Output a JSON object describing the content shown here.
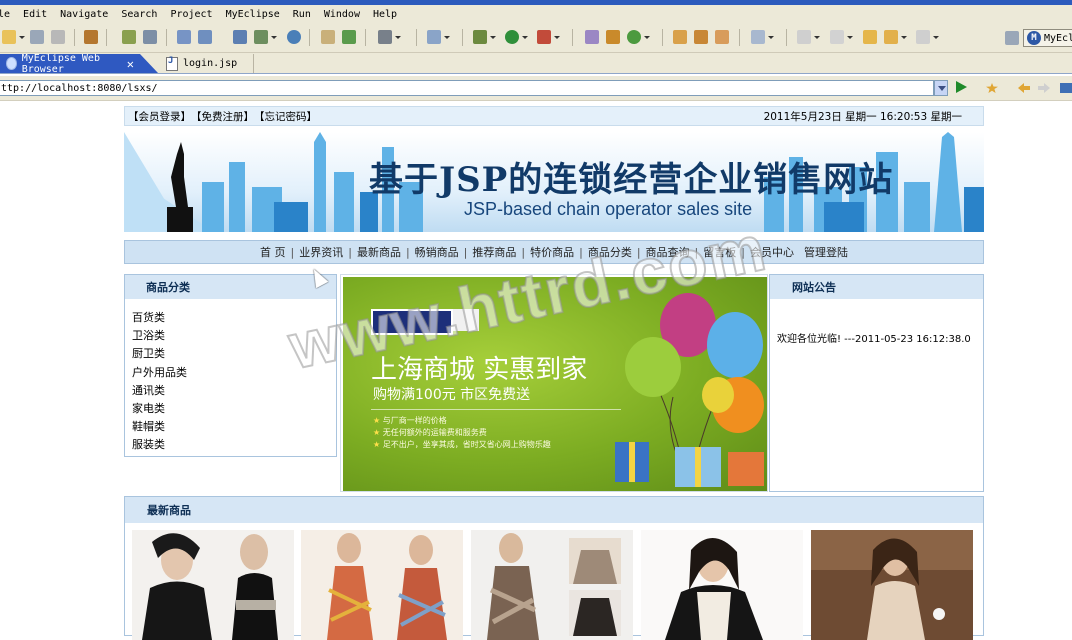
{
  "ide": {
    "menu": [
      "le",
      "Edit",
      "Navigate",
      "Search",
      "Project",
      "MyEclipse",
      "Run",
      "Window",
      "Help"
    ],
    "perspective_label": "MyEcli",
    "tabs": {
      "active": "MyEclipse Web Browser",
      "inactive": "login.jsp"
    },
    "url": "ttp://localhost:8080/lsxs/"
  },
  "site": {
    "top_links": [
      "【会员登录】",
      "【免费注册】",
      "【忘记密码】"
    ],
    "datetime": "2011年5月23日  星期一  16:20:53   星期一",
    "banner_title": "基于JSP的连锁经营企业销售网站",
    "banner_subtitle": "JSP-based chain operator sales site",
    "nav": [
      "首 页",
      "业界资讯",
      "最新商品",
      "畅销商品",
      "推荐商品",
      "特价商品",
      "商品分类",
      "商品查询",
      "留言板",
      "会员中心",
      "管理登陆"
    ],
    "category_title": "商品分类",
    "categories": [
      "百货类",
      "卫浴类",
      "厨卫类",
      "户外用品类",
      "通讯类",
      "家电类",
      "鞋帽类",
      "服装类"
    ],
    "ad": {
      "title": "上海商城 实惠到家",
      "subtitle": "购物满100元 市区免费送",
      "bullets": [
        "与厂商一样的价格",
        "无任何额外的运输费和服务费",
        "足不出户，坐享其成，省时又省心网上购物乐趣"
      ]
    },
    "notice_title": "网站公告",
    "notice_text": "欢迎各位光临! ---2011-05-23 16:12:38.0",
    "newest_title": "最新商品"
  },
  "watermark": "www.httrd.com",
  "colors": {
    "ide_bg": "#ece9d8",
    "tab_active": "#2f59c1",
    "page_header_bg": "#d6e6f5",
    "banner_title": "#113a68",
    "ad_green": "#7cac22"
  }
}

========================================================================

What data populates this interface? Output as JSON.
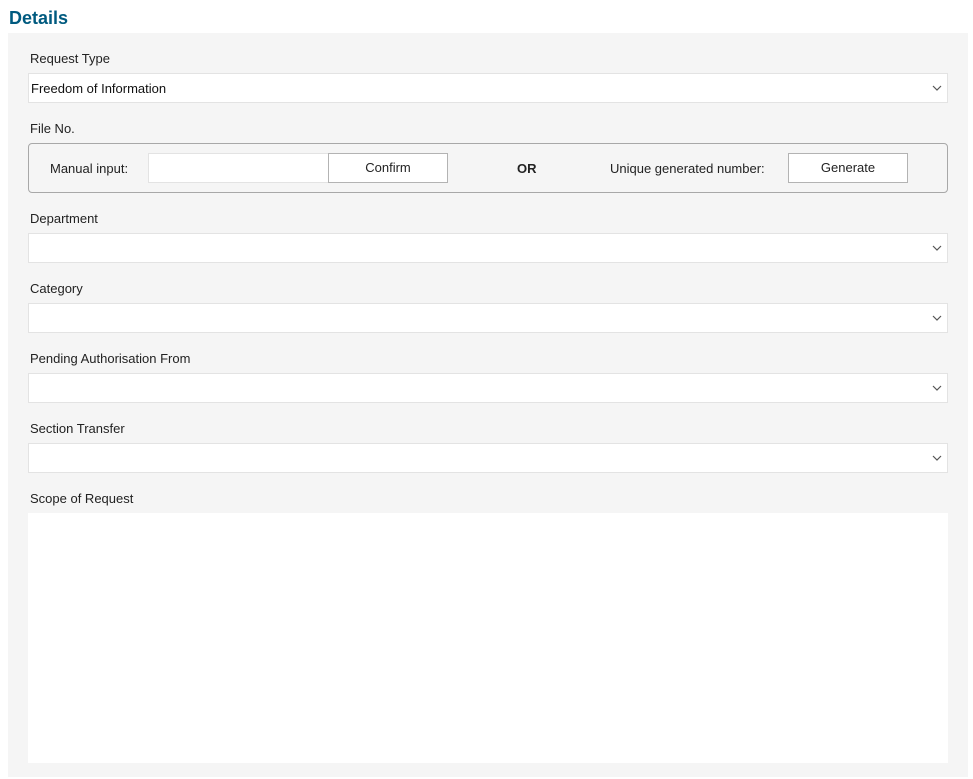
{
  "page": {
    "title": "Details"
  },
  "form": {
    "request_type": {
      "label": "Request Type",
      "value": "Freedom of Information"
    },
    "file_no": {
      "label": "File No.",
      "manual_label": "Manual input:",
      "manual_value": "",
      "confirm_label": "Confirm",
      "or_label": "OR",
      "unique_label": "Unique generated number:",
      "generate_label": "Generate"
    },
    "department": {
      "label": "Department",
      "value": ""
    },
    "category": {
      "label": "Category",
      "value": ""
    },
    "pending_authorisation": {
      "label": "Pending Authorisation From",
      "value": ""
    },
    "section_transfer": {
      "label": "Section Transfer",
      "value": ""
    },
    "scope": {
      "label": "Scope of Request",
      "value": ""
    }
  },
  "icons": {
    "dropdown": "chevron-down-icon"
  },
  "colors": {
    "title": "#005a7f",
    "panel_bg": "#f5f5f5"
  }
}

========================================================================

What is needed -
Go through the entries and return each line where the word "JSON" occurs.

Output for this task -
Output a JSON object describing the content shown here.
What data populates this interface? Output as JSON.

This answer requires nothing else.